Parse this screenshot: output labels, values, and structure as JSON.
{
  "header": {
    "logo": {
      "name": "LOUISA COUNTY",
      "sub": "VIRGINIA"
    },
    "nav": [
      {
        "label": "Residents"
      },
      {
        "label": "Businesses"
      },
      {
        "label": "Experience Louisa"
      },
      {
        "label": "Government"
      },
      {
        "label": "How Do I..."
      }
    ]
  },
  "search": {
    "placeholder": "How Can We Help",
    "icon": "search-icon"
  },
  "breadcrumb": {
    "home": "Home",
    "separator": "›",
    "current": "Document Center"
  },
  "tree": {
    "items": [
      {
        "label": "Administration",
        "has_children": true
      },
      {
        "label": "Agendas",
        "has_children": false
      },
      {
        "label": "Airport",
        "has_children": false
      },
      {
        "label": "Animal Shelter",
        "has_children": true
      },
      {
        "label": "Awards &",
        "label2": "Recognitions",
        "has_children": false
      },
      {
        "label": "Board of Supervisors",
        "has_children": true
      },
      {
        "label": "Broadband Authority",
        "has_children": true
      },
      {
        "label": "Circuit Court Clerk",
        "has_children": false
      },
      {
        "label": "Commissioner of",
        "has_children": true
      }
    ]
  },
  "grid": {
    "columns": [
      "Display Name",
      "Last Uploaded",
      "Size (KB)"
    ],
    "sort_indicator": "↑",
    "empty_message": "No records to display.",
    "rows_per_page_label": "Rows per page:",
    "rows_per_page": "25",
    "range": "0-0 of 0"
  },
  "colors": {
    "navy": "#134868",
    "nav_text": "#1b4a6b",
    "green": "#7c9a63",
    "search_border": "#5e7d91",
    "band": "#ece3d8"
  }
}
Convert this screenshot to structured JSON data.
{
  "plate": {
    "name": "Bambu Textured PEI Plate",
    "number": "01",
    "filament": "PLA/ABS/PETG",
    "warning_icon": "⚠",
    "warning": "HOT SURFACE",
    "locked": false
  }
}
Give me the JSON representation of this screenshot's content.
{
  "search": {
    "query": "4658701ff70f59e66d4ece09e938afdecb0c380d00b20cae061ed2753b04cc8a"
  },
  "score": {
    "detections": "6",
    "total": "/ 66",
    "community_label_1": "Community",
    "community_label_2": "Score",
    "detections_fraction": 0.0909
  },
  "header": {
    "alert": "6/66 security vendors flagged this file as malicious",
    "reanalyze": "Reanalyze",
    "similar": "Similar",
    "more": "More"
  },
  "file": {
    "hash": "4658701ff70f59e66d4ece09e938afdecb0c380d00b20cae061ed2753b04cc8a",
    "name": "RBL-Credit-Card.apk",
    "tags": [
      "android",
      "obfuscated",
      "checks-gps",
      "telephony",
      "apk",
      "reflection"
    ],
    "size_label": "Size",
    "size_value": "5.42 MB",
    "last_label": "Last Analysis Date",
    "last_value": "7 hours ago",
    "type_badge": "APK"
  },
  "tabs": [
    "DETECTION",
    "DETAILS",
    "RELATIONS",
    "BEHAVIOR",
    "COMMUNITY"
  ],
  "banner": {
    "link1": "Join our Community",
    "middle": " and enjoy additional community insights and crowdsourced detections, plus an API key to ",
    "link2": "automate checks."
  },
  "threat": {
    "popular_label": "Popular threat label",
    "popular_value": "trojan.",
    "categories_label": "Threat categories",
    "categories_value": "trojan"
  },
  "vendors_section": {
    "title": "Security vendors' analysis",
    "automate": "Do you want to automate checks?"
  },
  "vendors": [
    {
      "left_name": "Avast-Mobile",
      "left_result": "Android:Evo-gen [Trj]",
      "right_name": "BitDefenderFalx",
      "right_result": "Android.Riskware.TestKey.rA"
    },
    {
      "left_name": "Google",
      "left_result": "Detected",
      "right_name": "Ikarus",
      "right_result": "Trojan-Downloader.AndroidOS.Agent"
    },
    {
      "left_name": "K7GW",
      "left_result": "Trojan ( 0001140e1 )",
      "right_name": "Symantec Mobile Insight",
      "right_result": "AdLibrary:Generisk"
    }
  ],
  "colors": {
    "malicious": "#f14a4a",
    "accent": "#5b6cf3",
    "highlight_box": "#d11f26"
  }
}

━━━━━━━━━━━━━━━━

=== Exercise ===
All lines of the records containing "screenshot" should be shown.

=== Expected output ===
Parse this screenshot: output labels, values, and structure as JSON.
Convert this screenshot to structured JSON data.
Give me the JSON representation of this screenshot's content.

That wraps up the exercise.